REQUIRED WORK: Set the listing down again exactly, please, apart from its pictures.

── DATA FOR THIS TASK

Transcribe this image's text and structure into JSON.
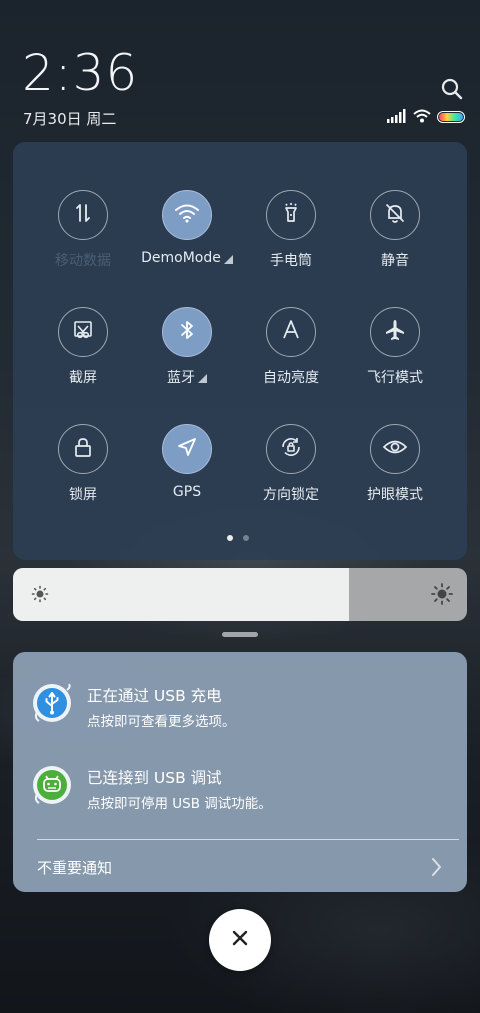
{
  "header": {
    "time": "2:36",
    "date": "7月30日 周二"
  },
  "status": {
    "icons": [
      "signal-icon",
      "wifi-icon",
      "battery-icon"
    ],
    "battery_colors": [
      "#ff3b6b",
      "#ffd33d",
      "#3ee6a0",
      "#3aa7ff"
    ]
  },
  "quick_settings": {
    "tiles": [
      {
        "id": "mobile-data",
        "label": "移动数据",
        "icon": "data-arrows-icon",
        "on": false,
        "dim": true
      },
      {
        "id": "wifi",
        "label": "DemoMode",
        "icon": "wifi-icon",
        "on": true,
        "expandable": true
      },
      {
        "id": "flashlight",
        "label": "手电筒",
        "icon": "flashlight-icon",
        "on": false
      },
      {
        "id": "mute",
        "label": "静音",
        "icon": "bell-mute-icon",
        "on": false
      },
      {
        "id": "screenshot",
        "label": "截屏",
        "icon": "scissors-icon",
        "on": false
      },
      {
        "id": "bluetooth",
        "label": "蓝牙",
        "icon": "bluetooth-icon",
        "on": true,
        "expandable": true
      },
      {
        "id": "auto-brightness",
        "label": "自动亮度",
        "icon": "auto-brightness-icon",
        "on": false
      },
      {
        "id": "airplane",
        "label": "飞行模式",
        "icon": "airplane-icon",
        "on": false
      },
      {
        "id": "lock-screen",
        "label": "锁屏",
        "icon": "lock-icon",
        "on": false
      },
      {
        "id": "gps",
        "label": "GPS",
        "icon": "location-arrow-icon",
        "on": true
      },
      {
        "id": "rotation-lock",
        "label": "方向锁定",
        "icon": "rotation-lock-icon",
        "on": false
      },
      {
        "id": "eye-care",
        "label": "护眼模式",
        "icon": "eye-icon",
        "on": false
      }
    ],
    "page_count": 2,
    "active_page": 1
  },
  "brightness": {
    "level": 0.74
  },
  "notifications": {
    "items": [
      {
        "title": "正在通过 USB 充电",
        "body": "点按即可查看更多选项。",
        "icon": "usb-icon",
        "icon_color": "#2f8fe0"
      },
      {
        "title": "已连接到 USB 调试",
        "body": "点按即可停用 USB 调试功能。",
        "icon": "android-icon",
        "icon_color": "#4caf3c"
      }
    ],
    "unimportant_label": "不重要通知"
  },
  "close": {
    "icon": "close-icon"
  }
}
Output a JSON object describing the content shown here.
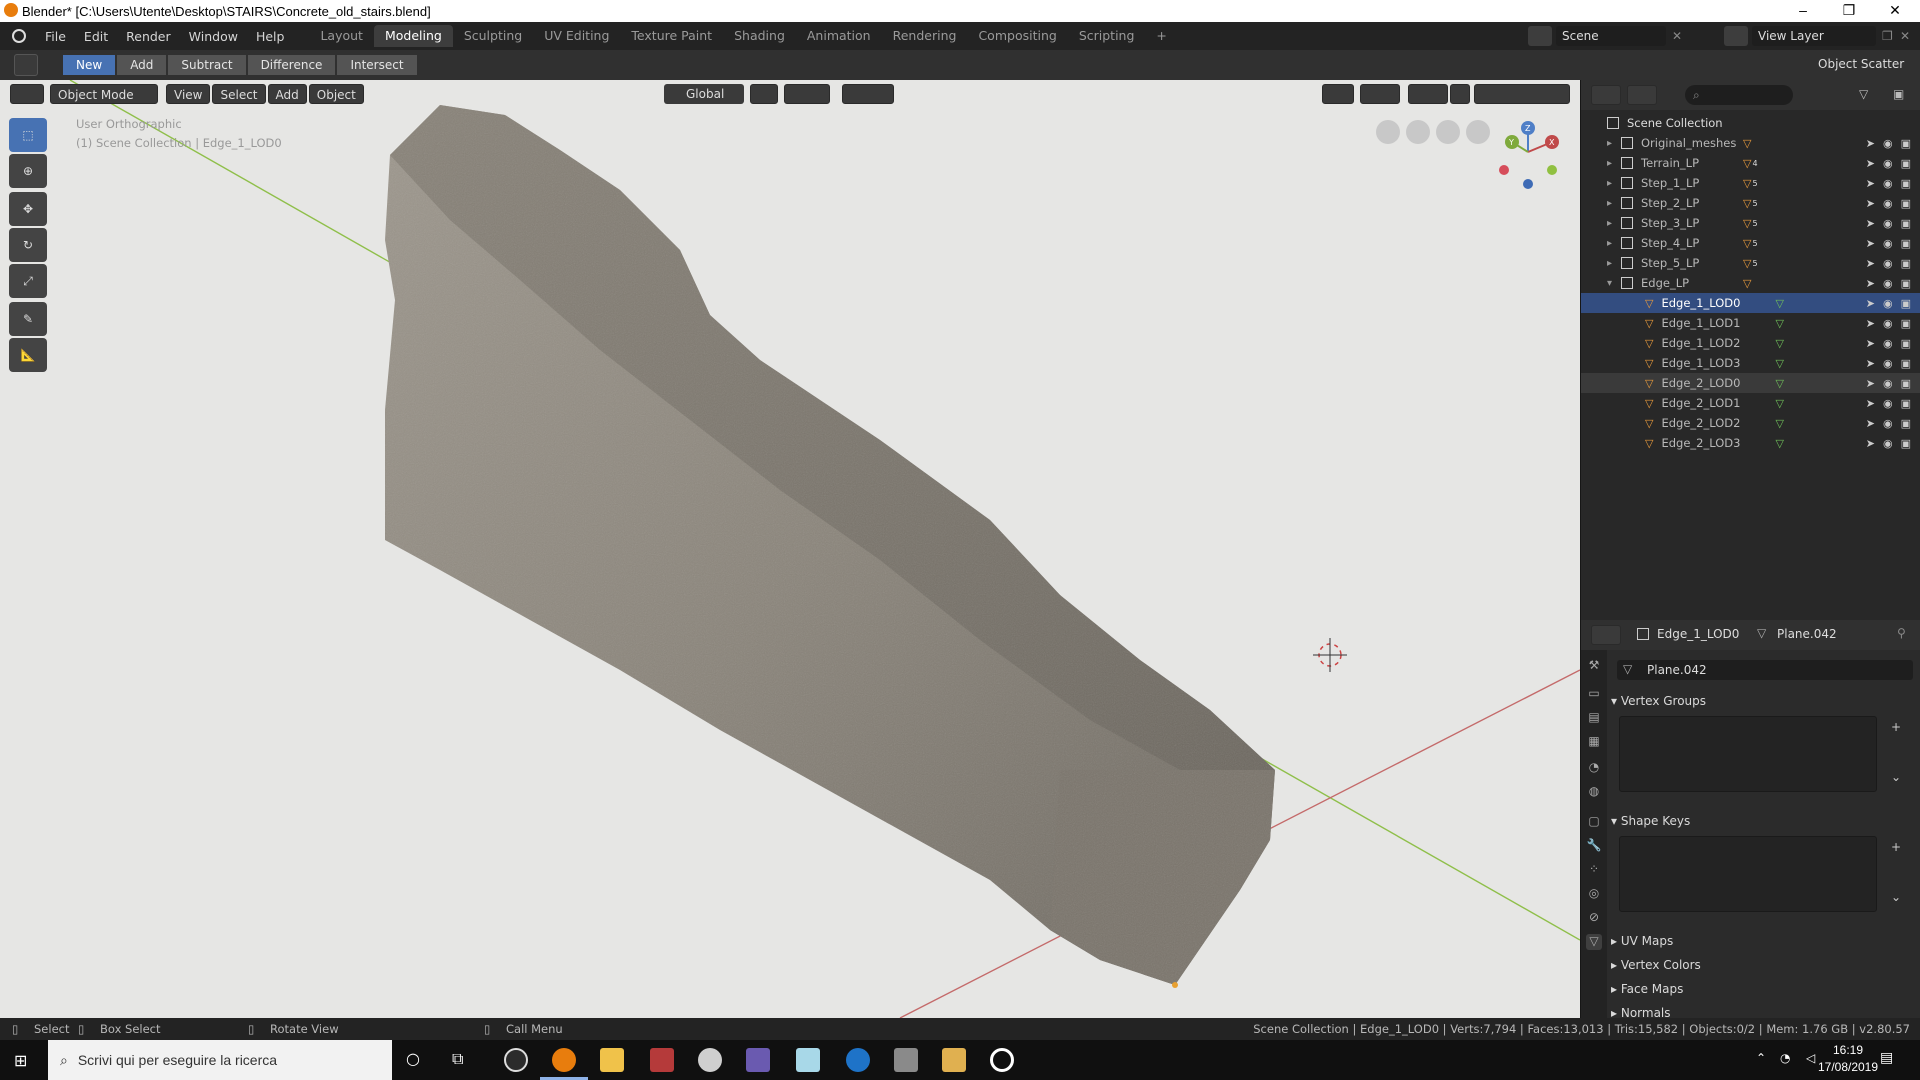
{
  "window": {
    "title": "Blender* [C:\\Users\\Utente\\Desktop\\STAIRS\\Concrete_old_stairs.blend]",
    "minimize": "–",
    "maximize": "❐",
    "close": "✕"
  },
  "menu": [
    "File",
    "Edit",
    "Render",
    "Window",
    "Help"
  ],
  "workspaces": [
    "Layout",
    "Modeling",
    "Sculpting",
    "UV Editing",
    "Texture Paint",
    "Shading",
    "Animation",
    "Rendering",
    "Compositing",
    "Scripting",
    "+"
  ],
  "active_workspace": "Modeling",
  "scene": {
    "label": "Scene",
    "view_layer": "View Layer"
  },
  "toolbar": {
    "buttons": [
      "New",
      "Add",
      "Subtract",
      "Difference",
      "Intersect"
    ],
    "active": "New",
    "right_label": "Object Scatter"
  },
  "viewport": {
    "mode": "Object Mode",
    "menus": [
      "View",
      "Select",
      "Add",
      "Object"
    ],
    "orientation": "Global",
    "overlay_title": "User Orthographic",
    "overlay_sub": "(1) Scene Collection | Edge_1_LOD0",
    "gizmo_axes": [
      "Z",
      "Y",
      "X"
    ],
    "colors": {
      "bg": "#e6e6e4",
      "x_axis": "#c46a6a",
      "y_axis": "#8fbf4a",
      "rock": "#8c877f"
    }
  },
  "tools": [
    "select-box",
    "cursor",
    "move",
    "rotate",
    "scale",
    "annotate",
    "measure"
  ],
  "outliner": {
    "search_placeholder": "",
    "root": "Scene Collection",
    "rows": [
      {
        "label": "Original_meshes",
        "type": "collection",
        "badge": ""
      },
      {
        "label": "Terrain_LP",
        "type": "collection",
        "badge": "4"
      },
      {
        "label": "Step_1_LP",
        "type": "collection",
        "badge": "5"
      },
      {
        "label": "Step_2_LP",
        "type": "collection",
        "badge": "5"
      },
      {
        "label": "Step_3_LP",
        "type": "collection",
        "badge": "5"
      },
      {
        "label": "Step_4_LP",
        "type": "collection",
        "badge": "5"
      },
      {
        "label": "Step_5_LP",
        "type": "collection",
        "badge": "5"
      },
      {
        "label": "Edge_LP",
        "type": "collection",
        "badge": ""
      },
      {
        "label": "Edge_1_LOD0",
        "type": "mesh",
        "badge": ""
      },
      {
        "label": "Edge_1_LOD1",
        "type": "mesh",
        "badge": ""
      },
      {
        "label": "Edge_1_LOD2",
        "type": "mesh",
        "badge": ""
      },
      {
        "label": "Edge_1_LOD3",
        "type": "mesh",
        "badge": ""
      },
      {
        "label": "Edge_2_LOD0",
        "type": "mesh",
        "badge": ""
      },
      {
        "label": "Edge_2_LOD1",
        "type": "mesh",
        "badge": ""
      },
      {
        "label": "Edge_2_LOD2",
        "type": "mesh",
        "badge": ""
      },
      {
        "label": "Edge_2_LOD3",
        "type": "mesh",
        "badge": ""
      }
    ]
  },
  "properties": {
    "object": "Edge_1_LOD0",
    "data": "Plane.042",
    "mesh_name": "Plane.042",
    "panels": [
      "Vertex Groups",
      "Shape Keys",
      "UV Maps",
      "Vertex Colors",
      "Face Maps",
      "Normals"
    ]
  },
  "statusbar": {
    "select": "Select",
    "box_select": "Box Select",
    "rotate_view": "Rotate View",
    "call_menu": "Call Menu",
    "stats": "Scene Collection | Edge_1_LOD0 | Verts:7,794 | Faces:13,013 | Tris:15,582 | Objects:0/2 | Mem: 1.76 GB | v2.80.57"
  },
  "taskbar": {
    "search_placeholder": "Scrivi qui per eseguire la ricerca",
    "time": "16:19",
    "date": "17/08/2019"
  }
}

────

OUTPUT OF THE EXERCISE:
Transcribe this image's text and structure into JSON.
{
  "header": {
    "time": "2:36",
    "date": "7月30日 周二"
  },
  "status": {
    "icons": [
      "signal-icon",
      "wifi-icon",
      "battery-icon"
    ],
    "battery_colors": [
      "#ff3b6b",
      "#ffd33d",
      "#3ee6a0",
      "#3aa7ff"
    ]
  },
  "quick_settings": {
    "tiles": [
      {
        "id": "mobile-data",
        "label": "移动数据",
        "icon": "data-arrows-icon",
        "on": false,
        "dim": true
      },
      {
        "id": "wifi",
        "label": "DemoMode",
        "icon": "wifi-icon",
        "on": true,
        "expandable": true
      },
      {
        "id": "flashlight",
        "label": "手电筒",
        "icon": "flashlight-icon",
        "on": false
      },
      {
        "id": "mute",
        "label": "静音",
        "icon": "bell-mute-icon",
        "on": false
      },
      {
        "id": "screenshot",
        "label": "截屏",
        "icon": "scissors-icon",
        "on": false
      },
      {
        "id": "bluetooth",
        "label": "蓝牙",
        "icon": "bluetooth-icon",
        "on": true,
        "expandable": true
      },
      {
        "id": "auto-brightness",
        "label": "自动亮度",
        "icon": "auto-brightness-icon",
        "on": false
      },
      {
        "id": "airplane",
        "label": "飞行模式",
        "icon": "airplane-icon",
        "on": false
      },
      {
        "id": "lock-screen",
        "label": "锁屏",
        "icon": "lock-icon",
        "on": false
      },
      {
        "id": "gps",
        "label": "GPS",
        "icon": "location-arrow-icon",
        "on": true
      },
      {
        "id": "rotation-lock",
        "label": "方向锁定",
        "icon": "rotation-lock-icon",
        "on": false
      },
      {
        "id": "eye-care",
        "label": "护眼模式",
        "icon": "eye-icon",
        "on": false
      }
    ],
    "page_count": 2,
    "active_page": 1
  },
  "brightness": {
    "level": 0.74
  },
  "notifications": {
    "items": [
      {
        "title": "正在通过 USB 充电",
        "body": "点按即可查看更多选项。",
        "icon": "usb-icon",
        "icon_color": "#2f8fe0"
      },
      {
        "title": "已连接到 USB 调试",
        "body": "点按即可停用 USB 调试功能。",
        "icon": "android-icon",
        "icon_color": "#4caf3c"
      }
    ],
    "unimportant_label": "不重要通知"
  },
  "close": {
    "icon": "close-icon"
  }
}
Output a JSON object describing the content shown here.
{
  "window": {
    "title": "Blender* [C:\\Users\\Utente\\Desktop\\STAIRS\\Concrete_old_stairs.blend]",
    "minimize": "–",
    "maximize": "❐",
    "close": "✕"
  },
  "menu": [
    "File",
    "Edit",
    "Render",
    "Window",
    "Help"
  ],
  "workspaces": [
    "Layout",
    "Modeling",
    "Sculpting",
    "UV Editing",
    "Texture Paint",
    "Shading",
    "Animation",
    "Rendering",
    "Compositing",
    "Scripting",
    "+"
  ],
  "active_workspace": "Modeling",
  "scene": {
    "label": "Scene",
    "view_layer": "View Layer"
  },
  "toolbar": {
    "buttons": [
      "New",
      "Add",
      "Subtract",
      "Difference",
      "Intersect"
    ],
    "active": "New",
    "right_label": "Object Scatter"
  },
  "viewport": {
    "mode": "Object Mode",
    "menus": [
      "View",
      "Select",
      "Add",
      "Object"
    ],
    "orientation": "Global",
    "overlay_title": "User Orthographic",
    "overlay_sub": "(1) Scene Collection | Edge_1_LOD0",
    "gizmo_axes": [
      "Z",
      "Y",
      "X"
    ],
    "colors": {
      "bg": "#e6e6e4",
      "x_axis": "#c46a6a",
      "y_axis": "#8fbf4a",
      "rock": "#8c877f"
    }
  },
  "tools": [
    "select-box",
    "cursor",
    "move",
    "rotate",
    "scale",
    "annotate",
    "measure"
  ],
  "outliner": {
    "search_placeholder": "",
    "root": "Scene Collection",
    "rows": [
      {
        "label": "Original_meshes",
        "type": "collection",
        "badge": ""
      },
      {
        "label": "Terrain_LP",
        "type": "collection",
        "badge": "4"
      },
      {
        "label": "Step_1_LP",
        "type": "collection",
        "badge": "5"
      },
      {
        "label": "Step_2_LP",
        "type": "collection",
        "badge": "5"
      },
      {
        "label": "Step_3_LP",
        "type": "collection",
        "badge": "5"
      },
      {
        "label": "Step_4_LP",
        "type": "collection",
        "badge": "5"
      },
      {
        "label": "Step_5_LP",
        "type": "collection",
        "badge": "5"
      },
      {
        "label": "Edge_LP",
        "type": "collection",
        "badge": ""
      },
      {
        "label": "Edge_1_LOD0",
        "type": "mesh",
        "badge": ""
      },
      {
        "label": "Edge_1_LOD1",
        "type": "mesh",
        "badge": ""
      },
      {
        "label": "Edge_1_LOD2",
        "type": "mesh",
        "badge": ""
      },
      {
        "label": "Edge_1_LOD3",
        "type": "mesh",
        "badge": ""
      },
      {
        "label": "Edge_2_LOD0",
        "type": "mesh",
        "badge": ""
      },
      {
        "label": "Edge_2_LOD1",
        "type": "mesh",
        "badge": ""
      },
      {
        "label": "Edge_2_LOD2",
        "type": "mesh",
        "badge": ""
      },
      {
        "label": "Edge_2_LOD3",
        "type": "mesh",
        "badge": ""
      }
    ]
  },
  "properties": {
    "object": "Edge_1_LOD0",
    "data": "Plane.042",
    "mesh_name": "Plane.042",
    "panels": [
      "Vertex Groups",
      "Shape Keys",
      "UV Maps",
      "Vertex Colors",
      "Face Maps",
      "Normals"
    ]
  },
  "statusbar": {
    "select": "Select",
    "box_select": "Box Select",
    "rotate_view": "Rotate View",
    "call_menu": "Call Menu",
    "stats": "Scene Collection | Edge_1_LOD0 | Verts:7,794 | Faces:13,013 | Tris:15,582 | Objects:0/2 | Mem: 1.76 GB | v2.80.57"
  },
  "taskbar": {
    "search_placeholder": "Scrivi qui per eseguire la ricerca",
    "time": "16:19",
    "date": "17/08/2019"
  }
}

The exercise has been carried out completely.